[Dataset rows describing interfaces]
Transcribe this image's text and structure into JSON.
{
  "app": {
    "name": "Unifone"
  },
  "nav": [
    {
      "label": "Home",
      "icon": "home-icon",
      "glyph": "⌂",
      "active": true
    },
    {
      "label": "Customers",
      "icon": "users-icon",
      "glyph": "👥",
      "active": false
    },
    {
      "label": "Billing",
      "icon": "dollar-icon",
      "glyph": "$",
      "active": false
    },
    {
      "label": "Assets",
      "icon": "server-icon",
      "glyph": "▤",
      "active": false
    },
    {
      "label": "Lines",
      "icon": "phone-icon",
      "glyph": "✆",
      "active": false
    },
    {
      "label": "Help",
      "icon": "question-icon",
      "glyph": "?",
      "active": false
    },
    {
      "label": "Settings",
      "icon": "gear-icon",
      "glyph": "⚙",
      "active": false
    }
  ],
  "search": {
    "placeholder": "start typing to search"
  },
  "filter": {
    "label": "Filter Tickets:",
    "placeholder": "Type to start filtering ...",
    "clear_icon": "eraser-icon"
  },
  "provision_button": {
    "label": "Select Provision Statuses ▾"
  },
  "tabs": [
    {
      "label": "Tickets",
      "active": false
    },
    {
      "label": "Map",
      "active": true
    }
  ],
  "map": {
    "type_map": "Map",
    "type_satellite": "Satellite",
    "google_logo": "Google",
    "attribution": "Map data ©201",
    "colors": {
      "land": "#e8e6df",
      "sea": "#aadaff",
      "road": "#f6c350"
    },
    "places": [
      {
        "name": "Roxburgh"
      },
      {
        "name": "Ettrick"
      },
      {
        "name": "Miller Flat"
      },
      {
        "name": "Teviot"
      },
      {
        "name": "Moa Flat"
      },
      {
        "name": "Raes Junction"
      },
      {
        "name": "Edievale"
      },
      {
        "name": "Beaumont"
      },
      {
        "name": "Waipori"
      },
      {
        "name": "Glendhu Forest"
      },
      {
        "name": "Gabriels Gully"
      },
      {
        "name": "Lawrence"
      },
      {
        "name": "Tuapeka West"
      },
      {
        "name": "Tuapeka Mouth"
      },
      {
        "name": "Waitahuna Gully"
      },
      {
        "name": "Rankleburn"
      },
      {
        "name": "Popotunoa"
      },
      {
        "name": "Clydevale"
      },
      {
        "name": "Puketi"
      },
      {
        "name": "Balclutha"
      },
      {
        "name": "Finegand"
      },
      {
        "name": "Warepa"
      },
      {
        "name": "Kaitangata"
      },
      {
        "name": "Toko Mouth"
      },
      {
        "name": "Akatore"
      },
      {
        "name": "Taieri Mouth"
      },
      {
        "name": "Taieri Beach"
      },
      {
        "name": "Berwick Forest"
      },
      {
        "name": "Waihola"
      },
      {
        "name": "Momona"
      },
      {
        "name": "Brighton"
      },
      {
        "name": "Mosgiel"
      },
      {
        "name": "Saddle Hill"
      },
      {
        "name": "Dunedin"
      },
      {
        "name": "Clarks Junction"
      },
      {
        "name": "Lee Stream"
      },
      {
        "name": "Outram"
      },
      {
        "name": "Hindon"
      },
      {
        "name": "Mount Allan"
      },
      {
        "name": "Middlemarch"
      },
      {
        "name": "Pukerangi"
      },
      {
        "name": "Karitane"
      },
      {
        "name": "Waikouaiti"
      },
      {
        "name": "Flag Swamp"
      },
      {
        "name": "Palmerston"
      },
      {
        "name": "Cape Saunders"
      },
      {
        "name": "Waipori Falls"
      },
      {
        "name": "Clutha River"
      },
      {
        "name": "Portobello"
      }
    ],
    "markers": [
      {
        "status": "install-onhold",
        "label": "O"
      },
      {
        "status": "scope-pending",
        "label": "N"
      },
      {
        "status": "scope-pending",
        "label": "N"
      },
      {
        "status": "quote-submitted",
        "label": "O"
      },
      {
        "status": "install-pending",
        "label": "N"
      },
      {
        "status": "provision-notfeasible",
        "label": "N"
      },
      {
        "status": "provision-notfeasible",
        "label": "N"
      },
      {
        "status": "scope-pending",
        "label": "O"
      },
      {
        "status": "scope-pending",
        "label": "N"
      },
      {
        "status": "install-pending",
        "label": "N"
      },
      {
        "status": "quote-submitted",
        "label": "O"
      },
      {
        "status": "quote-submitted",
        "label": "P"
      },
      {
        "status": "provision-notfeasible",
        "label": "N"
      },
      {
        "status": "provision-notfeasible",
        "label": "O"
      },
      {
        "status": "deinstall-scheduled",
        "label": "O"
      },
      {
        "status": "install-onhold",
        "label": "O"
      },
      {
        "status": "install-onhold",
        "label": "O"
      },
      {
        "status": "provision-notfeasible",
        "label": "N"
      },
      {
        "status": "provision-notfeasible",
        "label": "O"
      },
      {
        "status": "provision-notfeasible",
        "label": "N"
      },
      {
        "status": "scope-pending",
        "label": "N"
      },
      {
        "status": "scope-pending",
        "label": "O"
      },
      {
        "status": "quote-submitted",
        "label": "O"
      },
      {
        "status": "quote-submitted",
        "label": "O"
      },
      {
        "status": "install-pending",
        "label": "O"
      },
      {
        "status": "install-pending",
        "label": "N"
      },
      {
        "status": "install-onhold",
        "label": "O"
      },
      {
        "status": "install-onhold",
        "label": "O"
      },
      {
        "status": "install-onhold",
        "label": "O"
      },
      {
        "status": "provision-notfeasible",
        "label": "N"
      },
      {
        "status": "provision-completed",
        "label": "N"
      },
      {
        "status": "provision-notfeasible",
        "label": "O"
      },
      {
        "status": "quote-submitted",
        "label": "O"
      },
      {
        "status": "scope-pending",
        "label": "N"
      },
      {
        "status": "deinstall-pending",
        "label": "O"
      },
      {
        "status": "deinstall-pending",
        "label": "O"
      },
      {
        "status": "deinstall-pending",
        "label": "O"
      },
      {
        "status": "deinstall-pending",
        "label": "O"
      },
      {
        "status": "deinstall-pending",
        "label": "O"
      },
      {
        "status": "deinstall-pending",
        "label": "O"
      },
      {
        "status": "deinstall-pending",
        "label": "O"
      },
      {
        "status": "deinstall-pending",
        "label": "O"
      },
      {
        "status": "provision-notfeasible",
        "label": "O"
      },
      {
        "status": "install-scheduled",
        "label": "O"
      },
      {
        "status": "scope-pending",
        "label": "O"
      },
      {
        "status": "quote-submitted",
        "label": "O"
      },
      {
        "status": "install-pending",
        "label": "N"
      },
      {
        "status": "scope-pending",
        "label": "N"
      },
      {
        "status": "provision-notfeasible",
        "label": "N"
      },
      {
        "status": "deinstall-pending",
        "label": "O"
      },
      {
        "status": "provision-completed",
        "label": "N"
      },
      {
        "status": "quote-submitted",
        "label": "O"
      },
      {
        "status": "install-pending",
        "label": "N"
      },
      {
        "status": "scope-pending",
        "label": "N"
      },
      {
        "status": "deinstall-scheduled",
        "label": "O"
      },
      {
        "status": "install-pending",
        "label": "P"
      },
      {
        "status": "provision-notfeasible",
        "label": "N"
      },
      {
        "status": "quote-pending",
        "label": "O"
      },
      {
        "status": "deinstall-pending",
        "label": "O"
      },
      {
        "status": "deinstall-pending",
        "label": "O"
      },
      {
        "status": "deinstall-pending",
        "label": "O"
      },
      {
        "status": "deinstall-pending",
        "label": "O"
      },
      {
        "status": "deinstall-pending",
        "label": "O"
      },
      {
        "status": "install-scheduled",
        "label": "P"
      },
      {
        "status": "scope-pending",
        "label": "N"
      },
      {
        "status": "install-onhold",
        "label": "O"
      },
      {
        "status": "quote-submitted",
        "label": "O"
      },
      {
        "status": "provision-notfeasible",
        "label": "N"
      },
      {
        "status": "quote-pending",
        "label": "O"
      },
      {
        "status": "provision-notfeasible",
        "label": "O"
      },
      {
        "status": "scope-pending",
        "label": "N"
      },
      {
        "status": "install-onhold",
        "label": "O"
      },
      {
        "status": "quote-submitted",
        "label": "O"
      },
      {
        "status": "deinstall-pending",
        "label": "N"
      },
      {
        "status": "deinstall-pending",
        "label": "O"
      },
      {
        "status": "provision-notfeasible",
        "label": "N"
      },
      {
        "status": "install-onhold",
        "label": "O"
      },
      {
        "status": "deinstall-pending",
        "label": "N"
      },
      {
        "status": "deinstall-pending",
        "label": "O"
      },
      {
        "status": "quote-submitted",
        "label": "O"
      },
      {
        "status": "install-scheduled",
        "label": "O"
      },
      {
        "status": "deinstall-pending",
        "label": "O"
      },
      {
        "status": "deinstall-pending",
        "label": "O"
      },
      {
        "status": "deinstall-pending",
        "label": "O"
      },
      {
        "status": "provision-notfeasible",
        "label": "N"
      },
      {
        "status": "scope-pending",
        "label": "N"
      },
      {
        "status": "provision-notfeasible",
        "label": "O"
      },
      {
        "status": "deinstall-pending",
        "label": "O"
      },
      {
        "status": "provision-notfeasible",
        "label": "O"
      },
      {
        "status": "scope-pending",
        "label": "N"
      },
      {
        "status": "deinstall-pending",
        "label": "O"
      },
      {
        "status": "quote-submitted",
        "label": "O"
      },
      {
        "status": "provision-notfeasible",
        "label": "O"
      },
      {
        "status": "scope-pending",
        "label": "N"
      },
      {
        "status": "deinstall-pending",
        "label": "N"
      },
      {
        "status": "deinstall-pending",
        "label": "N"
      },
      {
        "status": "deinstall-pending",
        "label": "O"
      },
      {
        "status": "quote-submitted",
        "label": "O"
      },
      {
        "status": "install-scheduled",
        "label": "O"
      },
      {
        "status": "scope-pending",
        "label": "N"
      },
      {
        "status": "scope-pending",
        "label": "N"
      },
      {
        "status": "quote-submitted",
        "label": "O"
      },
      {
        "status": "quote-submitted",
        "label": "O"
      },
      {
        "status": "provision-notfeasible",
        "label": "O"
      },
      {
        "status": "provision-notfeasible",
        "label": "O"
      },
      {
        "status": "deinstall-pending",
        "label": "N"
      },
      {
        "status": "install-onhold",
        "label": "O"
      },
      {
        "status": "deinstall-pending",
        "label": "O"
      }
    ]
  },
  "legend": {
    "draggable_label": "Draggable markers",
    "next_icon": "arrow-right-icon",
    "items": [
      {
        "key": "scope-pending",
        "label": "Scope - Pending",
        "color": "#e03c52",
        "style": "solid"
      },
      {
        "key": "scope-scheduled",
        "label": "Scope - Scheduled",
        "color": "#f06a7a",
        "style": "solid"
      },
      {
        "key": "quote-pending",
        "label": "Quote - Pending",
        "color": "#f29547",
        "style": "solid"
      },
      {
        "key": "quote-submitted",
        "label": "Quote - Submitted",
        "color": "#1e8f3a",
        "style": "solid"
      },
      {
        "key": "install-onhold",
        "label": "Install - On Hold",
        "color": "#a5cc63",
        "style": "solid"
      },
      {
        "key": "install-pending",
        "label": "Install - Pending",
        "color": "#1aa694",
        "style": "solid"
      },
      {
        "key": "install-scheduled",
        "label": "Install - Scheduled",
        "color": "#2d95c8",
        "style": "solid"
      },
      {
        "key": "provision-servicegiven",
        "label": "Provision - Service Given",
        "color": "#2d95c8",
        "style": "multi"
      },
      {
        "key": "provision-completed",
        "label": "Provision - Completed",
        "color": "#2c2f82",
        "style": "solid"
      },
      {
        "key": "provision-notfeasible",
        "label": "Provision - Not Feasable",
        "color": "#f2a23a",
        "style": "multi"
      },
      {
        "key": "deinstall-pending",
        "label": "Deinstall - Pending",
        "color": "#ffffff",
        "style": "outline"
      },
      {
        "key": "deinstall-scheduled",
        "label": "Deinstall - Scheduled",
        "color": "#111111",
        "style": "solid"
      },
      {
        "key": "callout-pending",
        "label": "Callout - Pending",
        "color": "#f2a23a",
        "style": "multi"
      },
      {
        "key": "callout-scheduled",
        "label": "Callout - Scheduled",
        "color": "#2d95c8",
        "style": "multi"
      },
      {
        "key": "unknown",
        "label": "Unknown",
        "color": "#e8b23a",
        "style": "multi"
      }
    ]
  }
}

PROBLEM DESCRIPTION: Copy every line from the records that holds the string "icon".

ANSWER BELOW:
      "icon": "home-icon",
      "icon": "users-icon",
      "icon": "dollar-icon",
      "icon": "server-icon",
      "icon": "phone-icon",
      "icon": "question-icon",
      "icon": "gear-icon",
    "clear_icon": "eraser-icon"
    "next_icon": "arrow-right-icon",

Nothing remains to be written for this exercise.